Appendix A. Hand Harvested Cider Apples excel – interactive spreadsheet
Appendix B. Mechanically Harvested Cider Apples excel – interactive spreadsheet
– A. Zimmerman, J. King, E. Scheenstra, and C. Miles (2016)
– C. Miles, E. Scheenstra, A. Zimmerman, T. Alexander, and J. King. WSU Mount Vernon NWREC. (2016)
– Carol Miles, Jacky King and Ed Scheenstra (2016)
Twenty of the most common cider apple cultivars planted in cider orchards in different regions of the U.S. are listed. Information was collected from growers and researchers at 12 locations throughout the U.S.
C. Miles, T. Alexander, and S. Galinato, Department of Horticulture, Washington State University Northwestern Washington Research and Extension Center, Mount Vernon, WA; IMPACT Center, School of Economic Sciences, Washington State University, Pullman, WA. Publication Date: September 2016
Native bumble bee and orchard mason bees – their seasonal cycles and habitat needs. WSU Master Gardeners, King County, April 7, 2002.
Blackburn-Maze, P. 1986. The Apple Book. Collingridge Books, Hamlyn Publishing Group Ltd., Middlesex, England.
Copas, L. 2001 A Somerset Pomona: The Cider Apples of Somerset. The Dovecote Press Ltd., Dorset, England.
Copas, L. 2013. Cider Apples, the New Pomona. Short Run Press Ltd, Exeter, England.
Jolicoeur, C. 2013. The New Cider Maker’s Handbook: A Comprehensive Guide for Craft Producers. Chelsea Green Publishing, White River Junction, VT.
Lea, A. 2008. Craft Cider Making. The Good Life Press, Preston, England.
Morgan, J. and A. Richards. 1993. The Book of Apples. Ebury Press Ltd., London, England.
Proulx, A. and L. Nichols. 1997. Cider: Making, Using and Enjoying Sweet & Hard Cider, 2nd edition.
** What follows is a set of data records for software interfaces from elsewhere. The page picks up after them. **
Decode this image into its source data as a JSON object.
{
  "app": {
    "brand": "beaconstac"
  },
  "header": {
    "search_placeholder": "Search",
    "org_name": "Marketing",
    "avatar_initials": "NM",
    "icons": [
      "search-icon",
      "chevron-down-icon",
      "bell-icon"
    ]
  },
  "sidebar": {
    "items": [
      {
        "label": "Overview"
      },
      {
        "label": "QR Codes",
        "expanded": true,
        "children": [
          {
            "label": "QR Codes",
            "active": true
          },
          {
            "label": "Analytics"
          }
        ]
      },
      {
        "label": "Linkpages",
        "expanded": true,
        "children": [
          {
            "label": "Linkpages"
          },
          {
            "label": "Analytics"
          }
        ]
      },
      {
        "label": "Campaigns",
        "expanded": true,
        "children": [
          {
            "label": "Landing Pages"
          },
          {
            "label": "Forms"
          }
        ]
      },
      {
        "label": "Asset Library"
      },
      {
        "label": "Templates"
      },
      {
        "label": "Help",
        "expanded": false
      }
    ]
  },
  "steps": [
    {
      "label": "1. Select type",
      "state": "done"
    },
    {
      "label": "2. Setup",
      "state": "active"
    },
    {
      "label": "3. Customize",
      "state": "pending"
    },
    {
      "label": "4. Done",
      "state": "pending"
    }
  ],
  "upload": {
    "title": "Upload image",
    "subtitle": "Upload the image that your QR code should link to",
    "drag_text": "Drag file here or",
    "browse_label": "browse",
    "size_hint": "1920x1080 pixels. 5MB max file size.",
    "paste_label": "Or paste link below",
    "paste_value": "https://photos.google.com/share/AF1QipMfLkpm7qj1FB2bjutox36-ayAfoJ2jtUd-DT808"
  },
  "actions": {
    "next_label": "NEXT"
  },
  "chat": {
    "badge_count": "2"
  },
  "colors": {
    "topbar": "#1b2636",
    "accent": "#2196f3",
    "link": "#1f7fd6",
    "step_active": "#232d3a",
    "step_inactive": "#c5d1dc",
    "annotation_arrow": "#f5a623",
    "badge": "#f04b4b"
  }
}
Storey Publishing, Pownal, VT.
Watson, B. 1999. Cider Hard and Sweet: History, Traditions, and Making Your Own. The Countryman Press, Woodstock, Vermont.